▸ **Task**
Among the following entries, count the lines that contain "value" and report only the result.

========================================================================

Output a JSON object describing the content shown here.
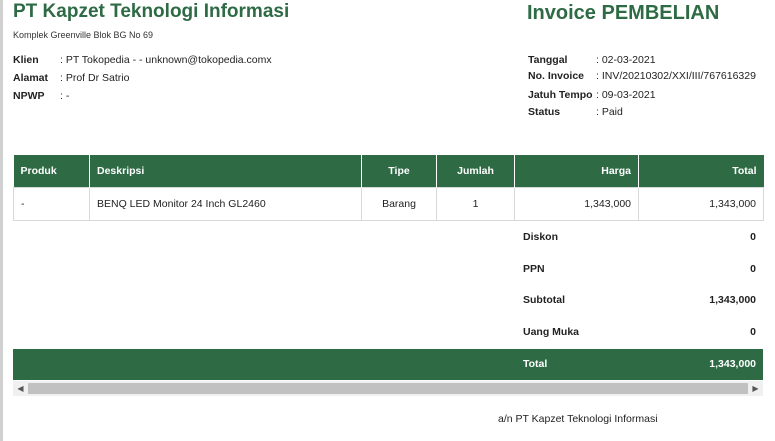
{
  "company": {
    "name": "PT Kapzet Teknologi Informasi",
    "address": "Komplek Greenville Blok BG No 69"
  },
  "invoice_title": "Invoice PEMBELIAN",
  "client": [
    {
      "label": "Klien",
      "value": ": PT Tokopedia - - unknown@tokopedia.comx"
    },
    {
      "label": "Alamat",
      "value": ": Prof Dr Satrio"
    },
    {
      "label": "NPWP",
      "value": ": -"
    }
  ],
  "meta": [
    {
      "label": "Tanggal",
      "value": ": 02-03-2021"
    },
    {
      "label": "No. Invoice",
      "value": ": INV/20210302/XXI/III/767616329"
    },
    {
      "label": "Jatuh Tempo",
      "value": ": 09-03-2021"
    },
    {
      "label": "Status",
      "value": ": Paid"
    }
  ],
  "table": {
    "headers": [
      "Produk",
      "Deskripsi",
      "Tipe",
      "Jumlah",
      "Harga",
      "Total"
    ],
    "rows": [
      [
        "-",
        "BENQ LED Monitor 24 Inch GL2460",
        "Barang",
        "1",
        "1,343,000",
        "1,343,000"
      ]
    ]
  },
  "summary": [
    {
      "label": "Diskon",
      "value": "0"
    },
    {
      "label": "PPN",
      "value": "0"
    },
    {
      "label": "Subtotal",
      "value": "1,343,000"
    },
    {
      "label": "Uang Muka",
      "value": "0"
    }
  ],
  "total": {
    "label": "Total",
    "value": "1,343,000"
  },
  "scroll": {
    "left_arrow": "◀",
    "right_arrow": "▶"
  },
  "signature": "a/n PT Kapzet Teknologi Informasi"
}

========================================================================

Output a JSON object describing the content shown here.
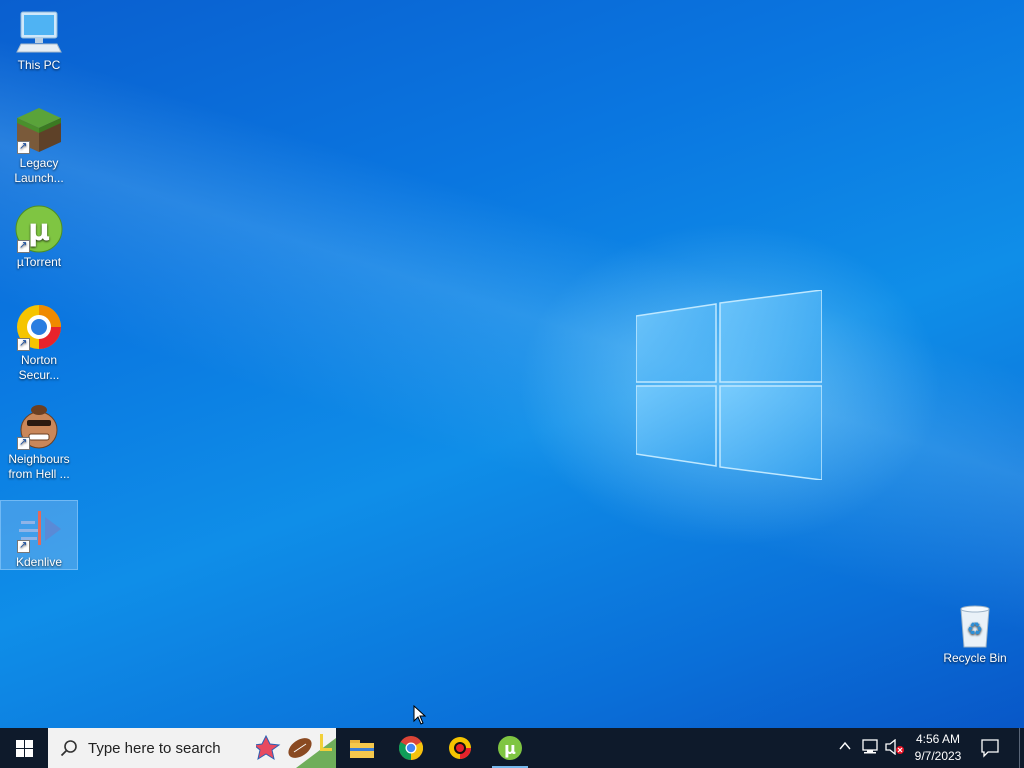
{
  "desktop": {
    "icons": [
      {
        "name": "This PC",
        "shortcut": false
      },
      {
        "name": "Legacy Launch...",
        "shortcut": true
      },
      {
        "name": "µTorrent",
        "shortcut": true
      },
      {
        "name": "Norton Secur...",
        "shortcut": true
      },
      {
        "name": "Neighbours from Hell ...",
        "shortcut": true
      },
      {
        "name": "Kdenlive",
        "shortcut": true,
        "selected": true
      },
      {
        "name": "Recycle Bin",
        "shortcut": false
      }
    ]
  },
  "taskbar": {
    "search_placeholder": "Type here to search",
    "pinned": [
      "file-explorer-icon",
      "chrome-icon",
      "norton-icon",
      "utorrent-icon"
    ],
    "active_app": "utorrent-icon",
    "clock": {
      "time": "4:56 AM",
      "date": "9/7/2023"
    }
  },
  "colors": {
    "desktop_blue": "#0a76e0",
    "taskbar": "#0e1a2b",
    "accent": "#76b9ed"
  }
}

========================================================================

▸ **Your solution**
12